The monitoring and control of business processes and their variables have strategic importance in order to respond to the dynamics of the world of business. Many…
The monitoring and control of business processes and their variables have strategic importance in order to respond to the dynamics of the world of business. Many monitoring processes are focussed on controlling time and cost and the overall performance is evaluated through a standard set of key performance indicators. These passive approaches do not consider a holistic/system view and therefore ignore the interrelationships between various external and internal variables impacting a business process. This paper investigates an application of multivariate statistical process control techniques [mainly principal component analysis (PCA) and partial least squares (PLS)] which have been successfully used in process and chemical industries, to model, monitor, control and predict business process variables. A prototype, innovative managerial control system (IMCS), was developed to investigate the application of PCA and PLS techniques to monitor, control and predict business process performance. Data was collected and analysed using a case study in a precast concrete building products company. This study has proved that the PCA approach can be effectively used to control business processes. Also, the PLS approach is found to provide better forecasts as compared to commonly used decomposition method. The benefits and limitations of using multivariate statistical process control techniques as applied to business process control are highlighted.
The concrete building products manufacturing industry supplies 2,000‐4,000 precast concrete building products to the construction industry. Owing to seasonal demand, the…
The concrete building products manufacturing industry supplies 2,000‐4,000 precast concrete building products to the construction industry. Owing to seasonal demand, the industry builds up stock in winter to meet the high demand in summer. As concrete products are heavy and vary in shape and size, proper stocking in terms of layout and methods of stocking of products on the yard is essential. Industrial practice suggests that stockyard space management gets less attention during strategic and budget planning as it is left to the stockyard manager. The industry experiences space congestion for both the storage and dispatch of products. During dispatch process, greater retrieval time is required, long queues of lorries (shipping vehicles) are formed and desired level of service cannot be maintained. Presents a review of stockyard operations, analysis of parameters affecting loading and dispatch process on the yard and strategies to optimise the stockyard layout. It is expected that proper layout planning will reduce the cost of delivery of products by 5‐10 per cent in the industry where profit is less than 5‐8 per cent.
Internet technologies are increasingly being adopted by UK businesses to facilitate collaboration, trade, learn, manage company business processes and deliver services…
Internet technologies are increasingly being adopted by UK businesses to facilitate collaboration, trade, learn, manage company business processes and deliver services. Most manufacturing small to medium enterprises (SMEs), who are low investors in the technology, have not benefited from its application.

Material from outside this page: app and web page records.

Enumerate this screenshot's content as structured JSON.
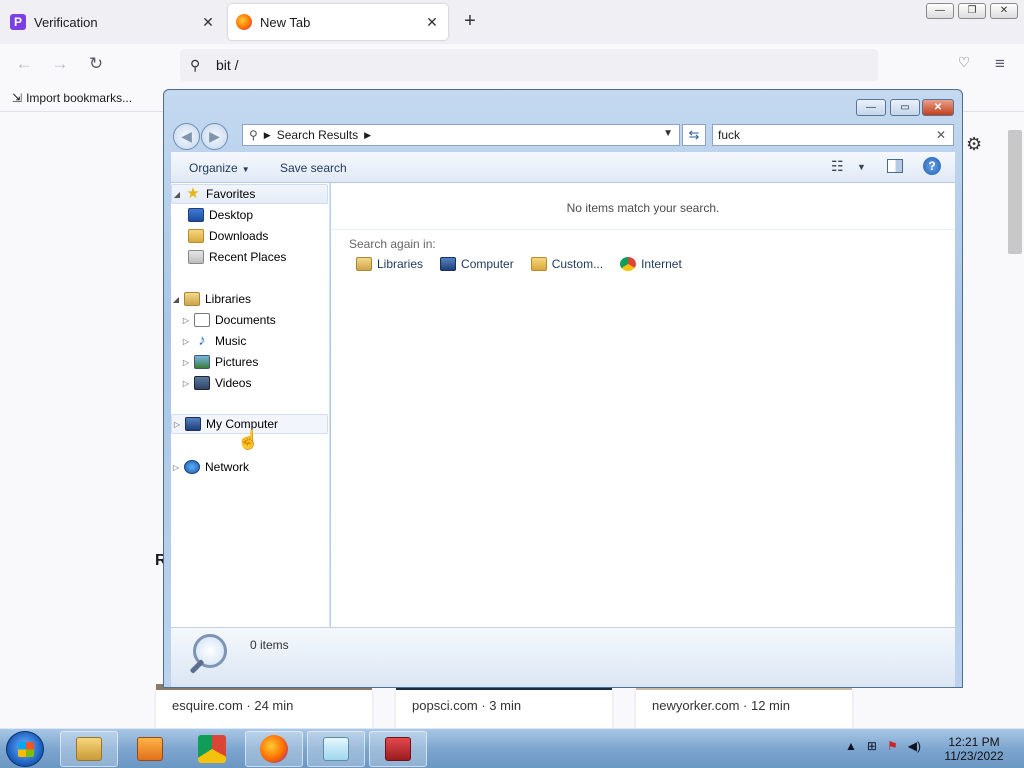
{
  "browser": {
    "tabs": [
      {
        "title": "Verification",
        "active": false
      },
      {
        "title": "New Tab",
        "active": true
      }
    ],
    "tab_close": "✕",
    "new_tab": "+",
    "window_controls": {
      "minimize": "—",
      "restore": "❐",
      "close": "✕"
    },
    "url": "bit /",
    "bookmarks_bar": {
      "import_label": "Import bookmarks..."
    },
    "partial_heading": "R",
    "story_cards": [
      {
        "source": "esquire.com · 24 min"
      },
      {
        "source": "popsci.com · 3 min"
      },
      {
        "source": "newyorker.com · 12 min"
      }
    ]
  },
  "explorer": {
    "window_controls": {
      "minimize": "—",
      "maximize": "▭",
      "close": "✕"
    },
    "address": {
      "crumb": "Search Results"
    },
    "search": {
      "query": "fuck",
      "clear": "✕"
    },
    "toolbar": {
      "organize": "Organize",
      "save_search": "Save search"
    },
    "nav_pane": {
      "favorites": {
        "label": "Favorites",
        "items": [
          "Desktop",
          "Downloads",
          "Recent Places"
        ]
      },
      "libraries": {
        "label": "Libraries",
        "items": [
          "Documents",
          "Music",
          "Pictures",
          "Videos"
        ]
      },
      "computer": {
        "label": "My Computer"
      },
      "network": {
        "label": "Network"
      }
    },
    "content": {
      "empty_message": "No items match your search.",
      "search_again_label": "Search again in:",
      "search_again_targets": [
        "Libraries",
        "Computer",
        "Custom...",
        "Internet"
      ]
    },
    "details": {
      "count": "0 items"
    }
  },
  "taskbar": {
    "clock": {
      "time": "12:21 PM",
      "date": "11/23/2022"
    },
    "tray_arrow": "▲"
  },
  "icons": {
    "browser_nav": [
      "back-arrow-icon",
      "forward-arrow-icon",
      "reload-icon"
    ],
    "explorer": [
      "star-icon",
      "desktop-icon",
      "folder-icon",
      "recent-places-icon",
      "library-icon",
      "document-icon",
      "music-note-icon",
      "picture-icon",
      "video-icon",
      "computer-icon",
      "network-icon",
      "chrome-icon",
      "magnifier-icon",
      "help-icon"
    ]
  },
  "colors": {
    "firefox_bg": "#f9f9fb",
    "explorer_frame": "#aac6e6",
    "explorer_close": "#c33f1c",
    "taskbar": "#7da6cf"
  }
}
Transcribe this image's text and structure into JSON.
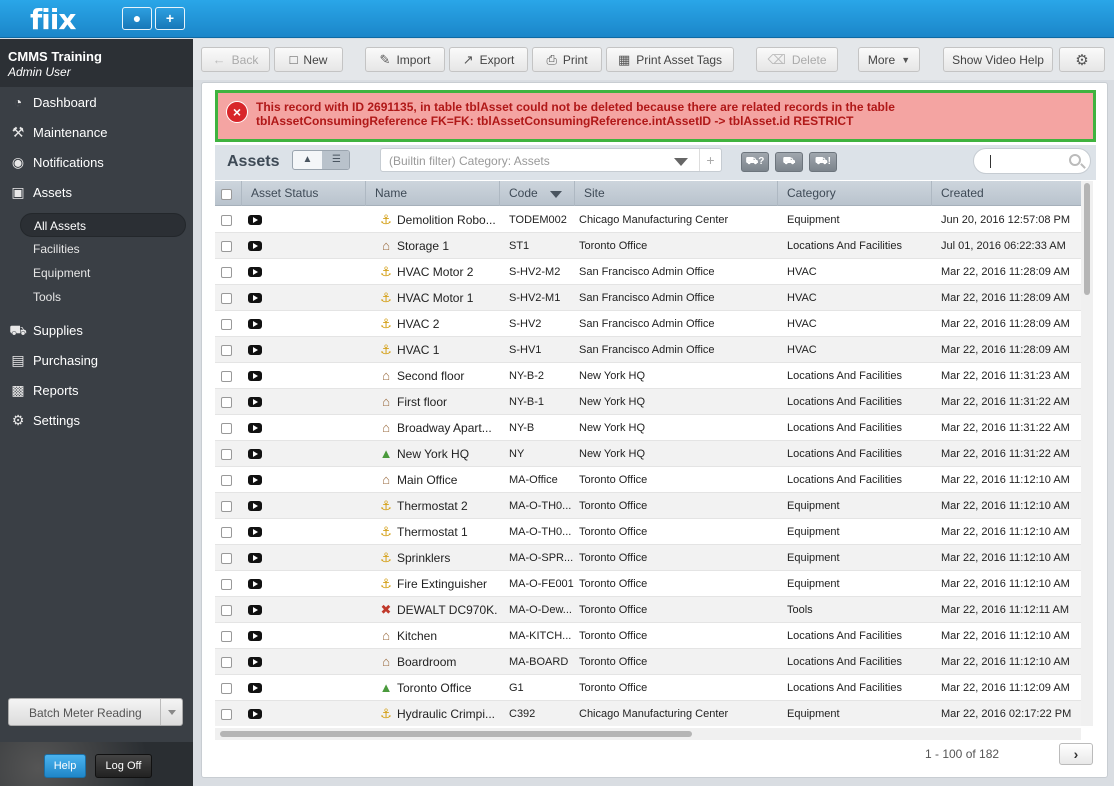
{
  "app": {
    "logo": "fiix",
    "user_icon": "user-icon",
    "add_icon": "plus-icon"
  },
  "sidebar": {
    "org_name": "CMMS Training",
    "org_user": "Admin User",
    "nav": [
      {
        "label": "Dashboard",
        "icon": "dashboard-icon"
      },
      {
        "label": "Maintenance",
        "icon": "wrench-icon"
      },
      {
        "label": "Notifications",
        "icon": "speech-bubble-icon"
      },
      {
        "label": "Assets",
        "icon": "boxes-icon"
      },
      {
        "label": "Supplies",
        "icon": "truck-icon"
      },
      {
        "label": "Purchasing",
        "icon": "cart-icon"
      },
      {
        "label": "Reports",
        "icon": "chart-icon"
      },
      {
        "label": "Settings",
        "icon": "gear-icon"
      }
    ],
    "sub": [
      "All Assets",
      "Facilities",
      "Equipment",
      "Tools"
    ],
    "batch_label": "Batch Meter Reading",
    "help_label": "Help",
    "logoff_label": "Log Off"
  },
  "toolbar": {
    "back": "Back",
    "new": "New",
    "import": "Import",
    "export": "Export",
    "print": "Print",
    "print_tags": "Print Asset Tags",
    "delete": "Delete",
    "more": "More",
    "video": "Show Video Help"
  },
  "error": {
    "line1": "This record with ID 2691135, in table tblAsset could not be deleted because there are related records in the table",
    "line2": "tblAssetConsumingReference FK=FK: tblAssetConsumingReference.intAssetID -> tblAsset.id RESTRICT"
  },
  "list": {
    "title": "Assets",
    "filter_placeholder": "(Builtin filter) Category: Assets",
    "mini1": "?",
    "mini3": "!",
    "search_value": ""
  },
  "columns": {
    "status": "Asset Status",
    "name": "Name",
    "code": "Code",
    "site": "Site",
    "category": "Category",
    "created": "Created"
  },
  "rows": [
    {
      "icon": "forklift",
      "name": "Demolition Robo...",
      "code": "TODEM002",
      "site": "Chicago Manufacturing Center",
      "category": "Equipment",
      "created": "Jun 20, 2016 12:57:08 PM"
    },
    {
      "icon": "building",
      "name": "Storage 1",
      "code": "ST1",
      "site": "Toronto Office",
      "category": "Locations And Facilities",
      "created": "Jul 01, 2016 06:22:33 AM"
    },
    {
      "icon": "forklift",
      "name": "HVAC Motor 2",
      "code": "S-HV2-M2",
      "site": "San Francisco Admin Office",
      "category": "HVAC",
      "created": "Mar 22, 2016 11:28:09 AM"
    },
    {
      "icon": "forklift",
      "name": "HVAC Motor 1",
      "code": "S-HV2-M1",
      "site": "San Francisco Admin Office",
      "category": "HVAC",
      "created": "Mar 22, 2016 11:28:09 AM"
    },
    {
      "icon": "forklift",
      "name": "HVAC 2",
      "code": "S-HV2",
      "site": "San Francisco Admin Office",
      "category": "HVAC",
      "created": "Mar 22, 2016 11:28:09 AM"
    },
    {
      "icon": "forklift",
      "name": "HVAC 1",
      "code": "S-HV1",
      "site": "San Francisco Admin Office",
      "category": "HVAC",
      "created": "Mar 22, 2016 11:28:09 AM"
    },
    {
      "icon": "building",
      "name": "Second floor",
      "code": "NY-B-2",
      "site": "New York HQ",
      "category": "Locations And Facilities",
      "created": "Mar 22, 2016 11:31:23 AM"
    },
    {
      "icon": "building",
      "name": "First floor",
      "code": "NY-B-1",
      "site": "New York HQ",
      "category": "Locations And Facilities",
      "created": "Mar 22, 2016 11:31:22 AM"
    },
    {
      "icon": "building",
      "name": "Broadway Apart...",
      "code": "NY-B",
      "site": "New York HQ",
      "category": "Locations And Facilities",
      "created": "Mar 22, 2016 11:31:22 AM"
    },
    {
      "icon": "site",
      "name": "New York HQ",
      "code": "NY",
      "site": "New York HQ",
      "category": "Locations And Facilities",
      "created": "Mar 22, 2016 11:31:22 AM"
    },
    {
      "icon": "building",
      "name": "Main Office",
      "code": "MA-Office",
      "site": "Toronto Office",
      "category": "Locations And Facilities",
      "created": "Mar 22, 2016 11:12:10 AM"
    },
    {
      "icon": "forklift",
      "name": "Thermostat 2",
      "code": "MA-O-TH0...",
      "site": "Toronto Office",
      "category": "Equipment",
      "created": "Mar 22, 2016 11:12:10 AM"
    },
    {
      "icon": "forklift",
      "name": "Thermostat 1",
      "code": "MA-O-TH0...",
      "site": "Toronto Office",
      "category": "Equipment",
      "created": "Mar 22, 2016 11:12:10 AM"
    },
    {
      "icon": "forklift",
      "name": "Sprinklers",
      "code": "MA-O-SPR...",
      "site": "Toronto Office",
      "category": "Equipment",
      "created": "Mar 22, 2016 11:12:10 AM"
    },
    {
      "icon": "forklift",
      "name": "Fire Extinguisher",
      "code": "MA-O-FE001",
      "site": "Toronto Office",
      "category": "Equipment",
      "created": "Mar 22, 2016 11:12:10 AM"
    },
    {
      "icon": "tools",
      "name": "DEWALT DC970K...",
      "code": "MA-O-Dew...",
      "site": "Toronto Office",
      "category": "Tools",
      "created": "Mar 22, 2016 11:12:11 AM"
    },
    {
      "icon": "building",
      "name": "Kitchen",
      "code": "MA-KITCH...",
      "site": "Toronto Office",
      "category": "Locations And Facilities",
      "created": "Mar 22, 2016 11:12:10 AM"
    },
    {
      "icon": "building",
      "name": "Boardroom",
      "code": "MA-BOARD",
      "site": "Toronto Office",
      "category": "Locations And Facilities",
      "created": "Mar 22, 2016 11:12:10 AM"
    },
    {
      "icon": "site",
      "name": "Toronto Office",
      "code": "G1",
      "site": "Toronto Office",
      "category": "Locations And Facilities",
      "created": "Mar 22, 2016 11:12:09 AM"
    },
    {
      "icon": "forklift",
      "name": "Hydraulic Crimpi...",
      "code": "C392",
      "site": "Chicago Manufacturing Center",
      "category": "Equipment",
      "created": "Mar 22, 2016 02:17:22 PM"
    }
  ],
  "pager": {
    "text": "1 - 100 of 182",
    "next": "›"
  },
  "colors": {
    "accent": "#1b86c9",
    "error_bg": "#f4a4a2",
    "error_border": "#3fb33f",
    "error_text": "#b01818",
    "sidebar": "#3a3f45"
  }
}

The purpose of this paper is to identify ways of removing the barriers for SMEs and the change approaches used by SMEs to implement internet and information technologies.
An analysis of 32 companies assisted in the internet technology adoption initiative under government funding was carried out. Tailored ICT solutions were recommended and implemented. Information was collected before the start assistance and at the completion of 10 or 25 days of assistance to the companies. Each company case was analysed to generalise the findings. Two change models: classic three step change model and improvisational model were used to analyse the approaches taken by the SMEs in the adoption of ICTs.
The study suggests that SMEs tend to favour the improvisational model of technology adoption over the classic change model. The reasons might be the alignment of technology, the organisational context and the change model used.
This study highlights that incremental change model is favoured by SMEs in adopt in ICT technology as a change process.
Any initiative aimed at improving performance of SMEs in ICT adoption will benefit from the lessons learned from this study. Also, SMEs adopting change processes will also find the study valuable.